Happy New Year! I hope 2018 is off to a great start for you and that this is a great year for each of you and for La Plata County.
We have already hit the ground running, delivering on our commitment to revise and improve the La Plata County Land Use Code. We have made it more predictable for the community and businesses trying to develop in the unincorporated areas of the county, and made the land use permitting process more timely and cost-effective for project applicants and the county.
This code revision process has been in the works since late 2016, and we just released the draft of Module 1 – the first of three – in November. This took a while because we, as commissioners, our Planning Commission, staff and community stakeholder groups, spent time at the outset shaping the priorities for revising the code which hasn’t been comprehensively updated since the 1980s. The guiding philosophies that are informing the revision are to:
Streamline and improve the land use permitting processIncrease predictability and consistency for property owners and applicantsCreate a code that accommodates a larger variety of land uses – which the current code struggles with – including a focus on commercial and light industrial uses which are much neededIncrease focus on adequate infrastructure – namely water, sewer and road capacitySupport economic development and diversitySustain agricultural production and usesGenerate or improve options for affordable housingImprove the code’s interaction with the 12-district plans across the county.

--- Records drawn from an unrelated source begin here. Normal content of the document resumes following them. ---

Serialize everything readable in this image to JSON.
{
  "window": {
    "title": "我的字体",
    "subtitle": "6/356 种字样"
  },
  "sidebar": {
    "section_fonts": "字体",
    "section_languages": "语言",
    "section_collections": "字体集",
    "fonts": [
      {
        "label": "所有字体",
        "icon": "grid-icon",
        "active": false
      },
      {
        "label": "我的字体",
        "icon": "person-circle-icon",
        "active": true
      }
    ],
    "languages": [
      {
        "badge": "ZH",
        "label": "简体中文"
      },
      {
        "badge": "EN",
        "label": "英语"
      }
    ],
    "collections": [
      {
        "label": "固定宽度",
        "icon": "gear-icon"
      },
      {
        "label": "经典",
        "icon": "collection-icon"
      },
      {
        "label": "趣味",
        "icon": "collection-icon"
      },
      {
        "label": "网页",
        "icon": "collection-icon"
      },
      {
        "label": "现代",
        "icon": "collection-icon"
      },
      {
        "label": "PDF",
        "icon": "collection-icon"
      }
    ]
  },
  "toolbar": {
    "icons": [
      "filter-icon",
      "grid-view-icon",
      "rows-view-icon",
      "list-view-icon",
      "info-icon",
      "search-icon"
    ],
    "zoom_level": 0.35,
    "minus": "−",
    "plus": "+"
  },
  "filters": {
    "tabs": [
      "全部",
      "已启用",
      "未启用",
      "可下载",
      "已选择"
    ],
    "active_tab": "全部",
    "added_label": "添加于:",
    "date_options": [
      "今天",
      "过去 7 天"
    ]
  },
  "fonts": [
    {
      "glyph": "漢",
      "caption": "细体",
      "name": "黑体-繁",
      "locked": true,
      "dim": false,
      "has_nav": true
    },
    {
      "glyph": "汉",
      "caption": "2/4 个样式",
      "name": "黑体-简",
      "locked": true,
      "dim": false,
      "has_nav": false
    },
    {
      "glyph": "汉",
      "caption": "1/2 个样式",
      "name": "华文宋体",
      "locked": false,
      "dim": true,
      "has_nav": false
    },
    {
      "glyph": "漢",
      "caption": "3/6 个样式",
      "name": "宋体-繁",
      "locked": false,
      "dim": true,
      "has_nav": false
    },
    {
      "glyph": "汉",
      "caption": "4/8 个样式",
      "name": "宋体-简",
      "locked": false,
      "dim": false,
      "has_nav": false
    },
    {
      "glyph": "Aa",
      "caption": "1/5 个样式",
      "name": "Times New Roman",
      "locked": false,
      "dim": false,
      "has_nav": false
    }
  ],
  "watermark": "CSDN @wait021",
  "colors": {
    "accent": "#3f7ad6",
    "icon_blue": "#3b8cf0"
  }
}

These plans articulate the development priorities for the distinct regions of the county and they are currently being updated.These are wide-ranging priorities that require serious thought and discussion when shifting from today’s code, one that does not provide project applicants with concrete answers regarding what uses may be appropriate for a particular piece of property.
We consistently hear that businesses need predictability when it comes to where they may be able to locate. We agree and recognize that a land use code can and should provide that certainty. It saves time, money and headaches all around.
Under the current code, if someone asks, “Can I conduct this business on this piece of property in the county,” the answer is always “maybe.” The revised code says “yes” to many of the things that are currently “maybes” today, and provides a clear path to “yes” for things that are not even envisioned in the current code.
While there are certainly changes and improvements to make between now and final adoption of a revised code, this first draft gives us a good foundation to move forward. We want you to help make it even better: Your input and assistance are crucial to this process.
Since we released the draft Module 1 for comment and review, we have heard a number of concerns about what the code proposes. Here are some themes that have emerged:
Existing uses: The new land use code will not affect what you are already doing on your property. It is meant to guide new uses going forward. and will not disallow current uses unless they are already in violation and remain so under the new land use code.What it covers: The revised code covers development in the unincorporated areas of La Plata County. Unless a use is specifically prohibited by the code, it is allowed – either by right or subject to a land use permit. It is important to note, however, that other federal, state and local laws may apply. Hunting, fishing and shooting: Nothing in the proposed code restricts legal hunting, fishing or discharge of firearms in the county. Outside storage: The existing code already contains limitations on outside storage – including portable on-demand storage containers. The folks I’ve talked to think that a Zircon or two is appropriate, but agree that 100 is too many without some screening. That’s the kind of input we need so that we can get a code that finds the right balance.Private gatherings: The draft revised code carries over language from the current code requiring permits for special events on private property, triggered by a large number of people and number of vehicles attending.I’m sure there are other questions and recommendations about the draft first module of the revised code, and we certainly want to hear and address them.
Please take some time to review the code, provide your suggestions and ask your questions. Check out the project page at http://bit.ly/2fUvsLV.
Julie Westendorff is the outgoing chairwoman of the La Plata County Board of County Commissioners. Gwen Lachelt is the incoming 2018 chairwoman. Reach the commissioners at 382-6219.